2.       WHO Coronavirus Disease (COVID-19) Dashboard. Covid19.who.int. https://covid19.who.int/. Published 2020. Accessed November 14, 2020.

3.      Hassard F, Lundy L, Singer AC, Grimsley J, Cesare M Di. Comment Innovation in wastewater near-source tracking for rapid identification of COVID-19 in schools. The Lancet Microbe. 2020;5247(20):19-20. doi:10.1016/S2666-5247(20)30193-2

4.      Lahrich S, Laghrib F, Farahi A, Bakasse M, Saqrane S, El Mhammedi MA. Review on the contamination of wastewater by COVID-19 virus: Impact and treatment. Sci Total Environ. 2021. doi:10.1016/j.scitotenv.2020.142325

5.      Mohapatra S, Menon NG, Mohapatra G, et al. The novel SARS-CoV-2 pandemic: Possible environmental transmission, detection, persistence and fate during wastewater and water treatment. Sci Total Environ. 2020. doi:10.1016/j.scitotenv.2020.142746

6.      WHO. Status of environmental surveillance for SARS-CoV-2 virus. 2020;(August):1-4.

7.      Kataki S, Chatterjee S, Vairale MG, Sharma S, Dwivedi SK. Concerns and strategies for wastewater treatment during COVID-19 pandemic to stop plausible transmission. Resour Conserv Recycl. 2021. doi:10.1016/j.resconrec.2020.105156

8.      Bhowmick GD, Dhar D, Nath D, et al. Coronavirus disease 2019 (COVID-19) outbreak: some serious consequences with urban and rural water cycle. npj Clean Water. 2020. doi:10.1038/s41545-020-0079-1

9.      Abu Ali H, Yaniv K, Bar-Zeev E, et al. Tracking SARS-CoV-2 RNA through the wastewater treatment process. medRxiv. 2020:2020.10.14.20212837.

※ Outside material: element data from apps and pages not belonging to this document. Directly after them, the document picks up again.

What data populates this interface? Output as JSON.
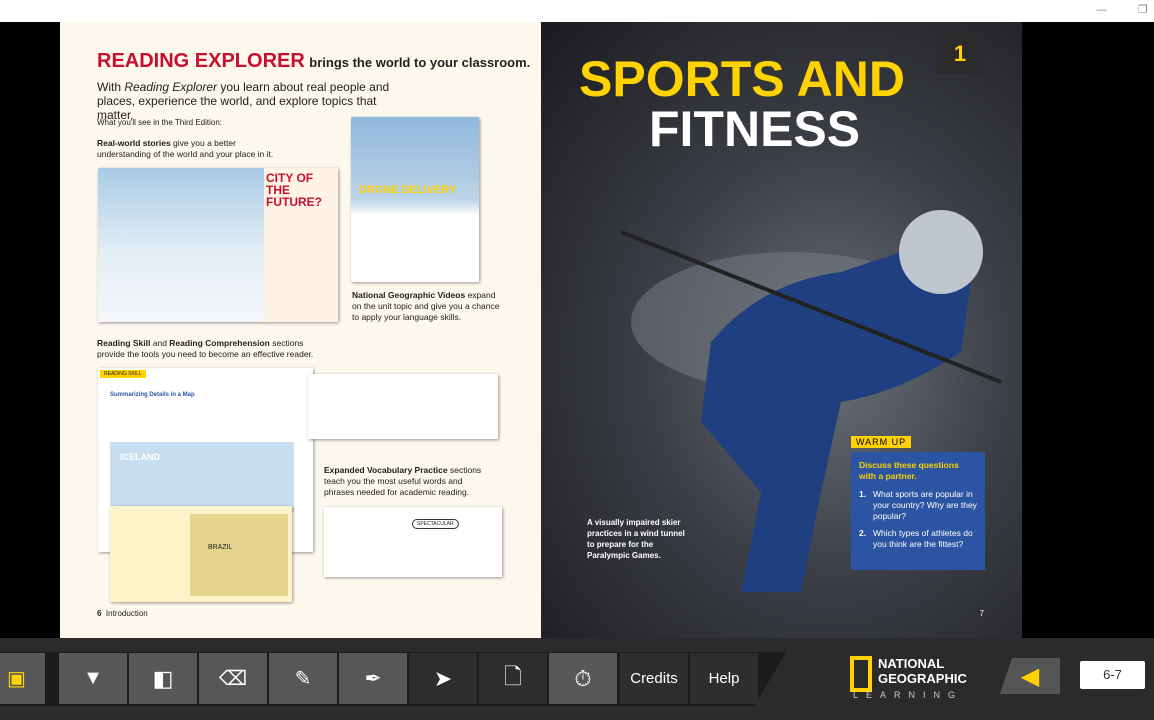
{
  "left_page": {
    "title_brand": "READING EXPLORER",
    "title_rest": "brings the world to your classroom.",
    "intro_pre": "With ",
    "intro_em": "Reading Explorer",
    "intro_post": " you learn about real people and places, experience the world, and explore topics that matter.",
    "see_label": "What you'll see in the Third Edition:",
    "stories_bold": "Real-world stories",
    "stories_rest": " give you a better understanding of the world and your place in it.",
    "city_title": "CITY OF THE FUTURE?",
    "drone_title": "DRONE DELIVERY",
    "videos_bold": "National Geographic Videos",
    "videos_rest": " expand on the unit topic and give you a chance to apply your language skills.",
    "skill_bold1": "Reading Skill",
    "skill_and": " and ",
    "skill_bold2": "Reading Comprehension",
    "skill_rest": " sections provide the tools you need to become an effective reader.",
    "reading_skill_tag": "READING SKILL",
    "skill_heading": "Summarizing Details in a Map",
    "iceland": "ICELAND",
    "brazil": "BRAZIL",
    "vocab_bold": "Expanded Vocabulary Practice",
    "vocab_rest": " sections teach you the most useful words and phrases needed for academic reading.",
    "vocab_word": "SPECTACULAR",
    "page_number": "6",
    "page_label": "Introduction"
  },
  "right_page": {
    "unit_number": "1",
    "title_line1": "SPORTS AND",
    "title_line2": "FITNESS",
    "caption": "A visually impaired skier practices in a wind tunnel to prepare for the Paralympic Games.",
    "warm_up": {
      "label": "WARM UP",
      "prompt": "Discuss these questions with a partner.",
      "questions": [
        {
          "n": "1.",
          "text": "What sports are popular in your country? Why are they popular?"
        },
        {
          "n": "2.",
          "text": "Which types of athletes do you think are the fittest?"
        }
      ]
    },
    "page_number": "7"
  },
  "toolbar": {
    "buttons": [
      "media-icon",
      "presentation-icon",
      "pages-icon",
      "eraser-icon",
      "pencil-icon",
      "pen-icon",
      "pointer-icon",
      "blank-page-icon",
      "timer-icon"
    ],
    "credits": "Credits",
    "help": "Help",
    "logo_line1": "NATIONAL",
    "logo_line2": "GEOGRAPHIC",
    "logo_line3": "LEARNING",
    "page_field": "6-7"
  },
  "colors": {
    "brand_red": "#c8102e",
    "ng_yellow": "#ffd200",
    "warmup_blue": "#2b55a3"
  }
}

10.    Zhang CM, Xu LM, Xu PC, Wang XC. Elimination of viruses from domestic wastewater: requirements and technologies. World J Microbiol Biotechnol. 2016. doi:10.1007/s11274-016-2018-3